From the June 2004 Idaho Observer:

“If we burn it, they might leave” Peppin fire reveals USFS agenda

ROSWELL, New Mexico -- On June 8, 2004, Stefan Cornibert of The Roswell Daily Record News reported that residents near the Peppin fire, which was burning on 48,000 acres in the Lincoln County National Forest and had consumed two mountains, believe, “[U.S. Forest Service] fire fighting operations pose a greater threat to their homes than the fire itself.”

Locals believe that the fire, which ignited May 10 with a lightening strike, would have burned less than 500 acres if traditional fire fighting methods had been implemented.

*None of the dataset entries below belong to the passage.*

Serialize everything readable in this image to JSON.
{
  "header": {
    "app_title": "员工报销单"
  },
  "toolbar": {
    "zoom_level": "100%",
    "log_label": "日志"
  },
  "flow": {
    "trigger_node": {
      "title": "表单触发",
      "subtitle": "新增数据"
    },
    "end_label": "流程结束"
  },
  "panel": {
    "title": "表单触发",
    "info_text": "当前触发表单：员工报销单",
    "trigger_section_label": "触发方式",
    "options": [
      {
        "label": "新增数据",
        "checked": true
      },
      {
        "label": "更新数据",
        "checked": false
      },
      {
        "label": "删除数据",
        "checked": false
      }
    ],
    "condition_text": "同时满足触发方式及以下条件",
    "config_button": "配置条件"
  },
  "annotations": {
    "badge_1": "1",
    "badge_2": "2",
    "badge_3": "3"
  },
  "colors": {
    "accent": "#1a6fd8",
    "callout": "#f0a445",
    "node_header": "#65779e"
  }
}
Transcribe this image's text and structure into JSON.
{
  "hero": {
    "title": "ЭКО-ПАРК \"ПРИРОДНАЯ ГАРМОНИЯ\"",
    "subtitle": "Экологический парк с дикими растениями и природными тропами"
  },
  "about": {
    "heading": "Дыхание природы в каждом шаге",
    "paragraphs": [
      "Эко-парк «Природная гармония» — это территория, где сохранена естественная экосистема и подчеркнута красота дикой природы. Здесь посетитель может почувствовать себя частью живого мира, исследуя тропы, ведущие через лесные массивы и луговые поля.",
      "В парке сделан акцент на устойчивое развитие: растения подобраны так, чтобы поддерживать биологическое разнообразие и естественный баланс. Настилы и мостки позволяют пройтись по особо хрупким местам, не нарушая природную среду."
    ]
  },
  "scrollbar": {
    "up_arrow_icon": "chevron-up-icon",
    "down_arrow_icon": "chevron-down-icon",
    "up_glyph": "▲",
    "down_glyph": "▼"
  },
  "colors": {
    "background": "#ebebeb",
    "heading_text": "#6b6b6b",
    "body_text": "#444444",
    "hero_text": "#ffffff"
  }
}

USFS fire information officer Jackie Denk explained that the government was setting “controlled fires” to destroy ground fuels to halt the blaze's progress.

While information released to the public sounds logical, area residents claim the government is actually encouraging the fire. “They're not fighting it,” homeowner and local Pastor Cathy Anderson said. “They are causing it. Now, two-thirds of the mountain is on fire and it wasn't before.”

“The fire on West Mountain was started by spotting from when the smoke column collapsed,” Denk said. “We have people doing burn-out operations along the roads to stop the fire's advance.”

Denk was referring to Northern Arizona Incident Management Team, a group of firefighters working under contract with the USFS -- people who have more incentive to perpetuate fires rather than put them out.

“Anderson described one controlled burn near her home. 'These two hotshot crews backed up to a band of trees about 200 yards from us and came out with stuff under their arms,” she said. “They were gone 45 minutes and then they came back. They took off in a hurry. Both of their buses took off and 10 minutes later the whole thing exploded. We had a tornadic turning of smoke and embers that came over our home. I'm sorry, I just think there's something else going on here. I don't think it has a lot to do with fire fighting,'” Cornibert reported.

Anderson continued, “They were going to light the whole thing on fire because there was 'potential fuel' there that might burn 'eventually' and they said that they were not going to stop until they burned the whole thing down.”

West Mountain resident Kay Finklestein was thankful that crews cleared areas near homes with a bulldozer, but reportedly stated her belief that the back burn operations are unnecessary. “It is just burning across the ridge and they are doing back burns,” Finklestein said. “I don't know why they are doing that. I'm furious. It seems to me, if you want to cut down a tree the Forest Service will have a fit but all of a sudden they are the ones who want to burn the forest down.”

“Anderson said firefighters have used incendiary bombs to ignite fuel on the ground and now the fire is out of control,” wrote Cornibert, obviously taking the side of witnesses. “West Mountain wasn't on fire until it crossed the gap. Now the whole thing is on fire because they did it. They've been dropping fire bombs. They did it yesterday. They did it the day before and now they've really got it going.”

“They're not back burning,” Anderson said. “I've seen back burning, where you go in front of a fire and burn back toward it. They're starting the fire. Why would they want to burn down two mountains? It just makes no sense to me.”

Cornibert reported that firefighters, while preparing for a controlled burn near the Capitan Gap, discovered a nesting wild turkey and several eggs. The crew cleared brush and grass in a large circle around the nest. The turkey and her eggs made it through the burnout unscathed.

“We had the Smokey Bear Fire producing the lovable Smokey the Bear, a symbol of fire prevention and protection said area resident Steve Wallace. Now we have the turkey, an appropriate symbol and reminder for today's Forest Service personnel who so grossly mishandled a small, 12-acre, or 50-acre, or maybe 400-acre innocuous fire.”

Full coverage of this fire can be found at

Home - Current Edition
Advertising Rate Sheet
About the Idaho Observer
Some recent articles
Some older articles
Why we're here
Our Writers
Corrections and Clarifications

Hari Heath

Vaccination Liberation -

The Idaho Observer
P.O. Box 457
Spirit Lake, Idaho 83869
Phone: 208-255-2307